--- LISTED RECORDS Enclosed Below ---
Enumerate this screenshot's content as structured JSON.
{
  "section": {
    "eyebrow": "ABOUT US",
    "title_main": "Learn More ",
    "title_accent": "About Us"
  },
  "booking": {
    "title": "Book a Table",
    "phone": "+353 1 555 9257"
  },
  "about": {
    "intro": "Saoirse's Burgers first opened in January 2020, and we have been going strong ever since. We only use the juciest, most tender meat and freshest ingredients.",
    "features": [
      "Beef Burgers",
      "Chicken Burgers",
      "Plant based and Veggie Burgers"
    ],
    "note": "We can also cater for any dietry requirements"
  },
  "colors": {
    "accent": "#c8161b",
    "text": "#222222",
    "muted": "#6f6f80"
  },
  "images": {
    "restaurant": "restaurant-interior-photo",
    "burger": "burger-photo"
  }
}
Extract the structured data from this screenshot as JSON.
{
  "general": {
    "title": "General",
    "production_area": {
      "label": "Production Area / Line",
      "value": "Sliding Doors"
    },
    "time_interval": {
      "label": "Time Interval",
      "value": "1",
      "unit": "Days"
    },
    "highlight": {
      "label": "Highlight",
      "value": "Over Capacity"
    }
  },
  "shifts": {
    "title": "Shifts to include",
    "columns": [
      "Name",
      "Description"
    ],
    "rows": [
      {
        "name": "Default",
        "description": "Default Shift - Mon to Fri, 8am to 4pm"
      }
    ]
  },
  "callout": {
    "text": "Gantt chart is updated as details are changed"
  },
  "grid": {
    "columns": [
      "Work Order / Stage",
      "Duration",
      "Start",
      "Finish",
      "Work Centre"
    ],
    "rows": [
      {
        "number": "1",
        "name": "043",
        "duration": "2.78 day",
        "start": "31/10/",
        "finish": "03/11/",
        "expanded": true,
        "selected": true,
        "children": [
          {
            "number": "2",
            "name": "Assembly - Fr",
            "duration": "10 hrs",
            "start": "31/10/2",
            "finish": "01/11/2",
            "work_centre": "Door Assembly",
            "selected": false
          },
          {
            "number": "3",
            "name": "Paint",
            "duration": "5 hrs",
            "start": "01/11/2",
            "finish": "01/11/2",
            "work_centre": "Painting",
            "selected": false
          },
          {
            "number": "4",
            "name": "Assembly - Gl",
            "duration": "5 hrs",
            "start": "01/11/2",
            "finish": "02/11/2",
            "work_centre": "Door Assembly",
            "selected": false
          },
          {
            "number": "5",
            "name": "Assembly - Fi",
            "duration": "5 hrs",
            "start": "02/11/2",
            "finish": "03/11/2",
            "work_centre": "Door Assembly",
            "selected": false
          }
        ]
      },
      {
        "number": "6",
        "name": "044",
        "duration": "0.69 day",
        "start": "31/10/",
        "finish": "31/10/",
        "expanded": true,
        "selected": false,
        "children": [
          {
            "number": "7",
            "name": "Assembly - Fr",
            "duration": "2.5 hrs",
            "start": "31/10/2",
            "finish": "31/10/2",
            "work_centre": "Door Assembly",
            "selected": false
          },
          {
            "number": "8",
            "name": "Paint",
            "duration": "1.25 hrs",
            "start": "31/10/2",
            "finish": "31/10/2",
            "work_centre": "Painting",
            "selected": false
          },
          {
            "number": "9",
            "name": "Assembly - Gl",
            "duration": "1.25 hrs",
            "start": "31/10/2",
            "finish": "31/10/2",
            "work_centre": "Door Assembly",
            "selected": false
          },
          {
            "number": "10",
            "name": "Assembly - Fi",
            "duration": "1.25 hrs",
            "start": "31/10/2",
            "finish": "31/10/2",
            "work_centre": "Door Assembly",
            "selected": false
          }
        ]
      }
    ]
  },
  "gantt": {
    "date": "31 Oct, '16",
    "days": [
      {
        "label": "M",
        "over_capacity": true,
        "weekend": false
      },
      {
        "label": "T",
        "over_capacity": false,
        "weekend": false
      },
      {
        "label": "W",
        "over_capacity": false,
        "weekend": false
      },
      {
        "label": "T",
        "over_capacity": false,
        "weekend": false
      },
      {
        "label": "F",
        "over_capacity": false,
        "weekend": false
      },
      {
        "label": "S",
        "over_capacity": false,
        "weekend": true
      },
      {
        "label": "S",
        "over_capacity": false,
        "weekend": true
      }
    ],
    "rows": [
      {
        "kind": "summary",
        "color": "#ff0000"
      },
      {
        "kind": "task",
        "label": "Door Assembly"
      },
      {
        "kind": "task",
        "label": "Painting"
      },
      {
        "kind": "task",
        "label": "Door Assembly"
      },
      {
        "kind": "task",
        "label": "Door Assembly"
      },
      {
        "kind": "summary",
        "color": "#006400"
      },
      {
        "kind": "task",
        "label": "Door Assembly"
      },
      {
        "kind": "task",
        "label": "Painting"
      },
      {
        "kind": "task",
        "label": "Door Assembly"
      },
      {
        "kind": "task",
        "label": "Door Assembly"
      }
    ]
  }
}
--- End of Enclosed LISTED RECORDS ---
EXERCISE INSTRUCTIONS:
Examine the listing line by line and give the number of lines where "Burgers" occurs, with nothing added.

RESPONSE BELOW:
4